ABOUT THIS EXERCISE ▸
Collect the lines of the entries where "Users" shows up.

Data excerpts
_ _ _ _ _ _ _

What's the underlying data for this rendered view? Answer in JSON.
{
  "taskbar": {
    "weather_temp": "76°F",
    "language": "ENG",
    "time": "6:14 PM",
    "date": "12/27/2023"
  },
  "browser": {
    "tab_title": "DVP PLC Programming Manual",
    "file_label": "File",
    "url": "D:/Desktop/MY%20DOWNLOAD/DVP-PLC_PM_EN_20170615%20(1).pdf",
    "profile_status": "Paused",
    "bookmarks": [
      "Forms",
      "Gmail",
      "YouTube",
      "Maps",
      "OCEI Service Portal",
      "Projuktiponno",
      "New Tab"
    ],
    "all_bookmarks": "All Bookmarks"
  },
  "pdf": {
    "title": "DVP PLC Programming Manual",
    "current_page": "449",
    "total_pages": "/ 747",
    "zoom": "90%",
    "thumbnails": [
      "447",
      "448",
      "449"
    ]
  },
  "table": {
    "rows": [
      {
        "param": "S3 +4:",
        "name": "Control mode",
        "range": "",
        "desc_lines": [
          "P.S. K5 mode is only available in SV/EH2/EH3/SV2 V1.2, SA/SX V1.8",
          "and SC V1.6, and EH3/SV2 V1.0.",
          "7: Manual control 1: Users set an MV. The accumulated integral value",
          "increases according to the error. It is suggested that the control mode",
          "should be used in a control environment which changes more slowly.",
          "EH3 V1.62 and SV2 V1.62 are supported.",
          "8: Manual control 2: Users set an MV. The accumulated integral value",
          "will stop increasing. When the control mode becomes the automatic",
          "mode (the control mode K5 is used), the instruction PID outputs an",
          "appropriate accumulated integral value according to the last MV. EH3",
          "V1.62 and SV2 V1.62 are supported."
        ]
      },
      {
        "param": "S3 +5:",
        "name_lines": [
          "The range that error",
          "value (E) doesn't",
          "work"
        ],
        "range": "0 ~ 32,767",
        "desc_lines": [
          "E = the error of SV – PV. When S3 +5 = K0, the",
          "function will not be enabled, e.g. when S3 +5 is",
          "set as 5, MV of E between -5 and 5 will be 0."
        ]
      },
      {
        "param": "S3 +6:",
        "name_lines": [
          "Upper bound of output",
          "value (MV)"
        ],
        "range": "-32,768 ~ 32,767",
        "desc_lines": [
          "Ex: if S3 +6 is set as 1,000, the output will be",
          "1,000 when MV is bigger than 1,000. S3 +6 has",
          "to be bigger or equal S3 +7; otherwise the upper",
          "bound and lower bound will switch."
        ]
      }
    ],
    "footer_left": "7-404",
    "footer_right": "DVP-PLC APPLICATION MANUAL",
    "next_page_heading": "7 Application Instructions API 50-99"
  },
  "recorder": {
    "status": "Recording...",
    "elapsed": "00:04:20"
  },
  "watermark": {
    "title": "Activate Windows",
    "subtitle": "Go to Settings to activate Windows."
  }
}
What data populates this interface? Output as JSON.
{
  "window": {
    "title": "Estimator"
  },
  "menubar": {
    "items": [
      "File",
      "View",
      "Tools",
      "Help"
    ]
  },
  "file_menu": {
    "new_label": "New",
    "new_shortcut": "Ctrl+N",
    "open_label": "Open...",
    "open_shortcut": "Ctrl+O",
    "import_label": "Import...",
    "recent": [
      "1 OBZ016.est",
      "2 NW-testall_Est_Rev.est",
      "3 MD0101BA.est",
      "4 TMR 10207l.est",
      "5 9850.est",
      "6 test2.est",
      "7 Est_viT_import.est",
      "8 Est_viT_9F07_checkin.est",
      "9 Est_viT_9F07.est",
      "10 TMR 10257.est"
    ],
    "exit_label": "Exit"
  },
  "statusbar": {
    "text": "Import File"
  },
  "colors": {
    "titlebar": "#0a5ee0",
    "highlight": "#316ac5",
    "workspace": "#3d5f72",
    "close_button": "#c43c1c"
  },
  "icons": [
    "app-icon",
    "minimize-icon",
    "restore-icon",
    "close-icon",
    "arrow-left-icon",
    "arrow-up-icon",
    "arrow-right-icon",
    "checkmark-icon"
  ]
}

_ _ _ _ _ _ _

ANSWER AREA ▸
          "7: Manual control 1: Users set an MV. The accumulated integral value",
          "8: Manual control 2: Users set an MV. The accumulated integral value",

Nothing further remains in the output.